As the number of American retirees living overseas grows, more of them are confronting choices about medical care. Medicare doesn’t pay for care outside the country, except in limited circumstances. Expatriate retirees might find private insurance policies and national health plans in other countries. But these may not provide the high-quality, comprehensive care at an affordable price that retirees expect through Medicare. Faced with imperfect choices, some retirees cobble together different types of insurance, a mix that includes Medicare.
The quality of health care varies widely by country, as do the services available to foreign residents. And there are quite a few of these transplanted Americans. Between 2012 and 2017, the number of retired workers living in foreign countries who were receiving Social Security benefits grew nearly 15 percent, to more than 413,000, according to the Social Security Administration. The largest numbers of expatriates were in Canada (nearly 70,000) and Japan (more than 45,000). Mexico was third, home to nearly 30,000 retired American workers.
Commercial health care policies for them may provide decent coverage, but people can generally be denied a policy or charged higher rates for medical reasons. The plans may refuse to cover some pre-existing conditions, for example, allergies. Private policies may also have age limits. The GeoBlue Xplorer Essential plan enrolls only people who are 74 or younger, and coverage expires when people turn 84. In contrast, Medicare eligibility generally begins at 65 and continues until a beneficiary dies.

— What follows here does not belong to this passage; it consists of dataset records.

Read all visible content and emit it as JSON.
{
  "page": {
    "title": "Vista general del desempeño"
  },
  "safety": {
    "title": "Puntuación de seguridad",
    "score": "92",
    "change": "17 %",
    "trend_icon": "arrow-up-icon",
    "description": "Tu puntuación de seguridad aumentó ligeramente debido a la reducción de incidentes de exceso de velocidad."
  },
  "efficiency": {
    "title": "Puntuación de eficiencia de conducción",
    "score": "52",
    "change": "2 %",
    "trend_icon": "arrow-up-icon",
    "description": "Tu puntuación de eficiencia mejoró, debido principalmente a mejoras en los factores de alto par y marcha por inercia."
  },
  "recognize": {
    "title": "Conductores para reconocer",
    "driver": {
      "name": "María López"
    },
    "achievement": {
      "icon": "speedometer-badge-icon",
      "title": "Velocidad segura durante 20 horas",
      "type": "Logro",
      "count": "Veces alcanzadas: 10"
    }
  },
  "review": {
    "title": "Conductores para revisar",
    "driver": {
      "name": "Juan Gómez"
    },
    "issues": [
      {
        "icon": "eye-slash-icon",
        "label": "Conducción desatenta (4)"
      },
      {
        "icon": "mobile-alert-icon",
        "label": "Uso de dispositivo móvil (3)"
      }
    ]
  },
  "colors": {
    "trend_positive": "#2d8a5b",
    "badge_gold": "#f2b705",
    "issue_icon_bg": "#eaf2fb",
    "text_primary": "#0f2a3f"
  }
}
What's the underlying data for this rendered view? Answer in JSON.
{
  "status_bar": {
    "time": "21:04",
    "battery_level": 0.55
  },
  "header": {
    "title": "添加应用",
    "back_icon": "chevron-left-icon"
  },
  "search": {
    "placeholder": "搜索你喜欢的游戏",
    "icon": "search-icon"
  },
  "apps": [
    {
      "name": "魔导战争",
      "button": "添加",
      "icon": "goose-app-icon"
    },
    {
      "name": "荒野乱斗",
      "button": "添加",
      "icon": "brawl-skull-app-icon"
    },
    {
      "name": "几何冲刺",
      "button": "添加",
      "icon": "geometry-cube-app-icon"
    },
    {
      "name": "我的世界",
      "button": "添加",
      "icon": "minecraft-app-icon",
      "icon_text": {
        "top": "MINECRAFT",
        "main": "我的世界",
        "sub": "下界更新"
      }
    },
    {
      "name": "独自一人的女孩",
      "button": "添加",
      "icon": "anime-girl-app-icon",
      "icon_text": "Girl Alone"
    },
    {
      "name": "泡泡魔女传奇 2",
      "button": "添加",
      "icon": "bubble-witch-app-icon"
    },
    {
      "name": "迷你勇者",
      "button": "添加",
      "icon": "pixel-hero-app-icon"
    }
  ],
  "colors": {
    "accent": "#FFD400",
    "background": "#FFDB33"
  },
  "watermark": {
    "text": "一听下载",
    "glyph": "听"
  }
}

Even when retirees buy a private policy, Medicare is another piece of the puzzle that they have to consider. Once people become eligible for Medicare coverage, they face a 10 percent premium penalty for every 12 months that they are not enrolled in Part B, which covers outpatient services. (People who are 65 or older but still covered by an employer plan generally do not face that penalty.) After paying into the Medicare system for decades, typically via payroll taxes, some expats are frustrated that they generally can’t use the program outside the United States. That’s just the way the law is written, an official at the federal Centers for Medicare and Medicaid Services said.
This article was produced by The New York Times in collaboration with Kaiser Health News.
Want to know about Medicare and what it covers (or doesn't cover)? Check out Savvy Medicare Planning for Boomers or the Savvy Social Security and Medicare Workshop.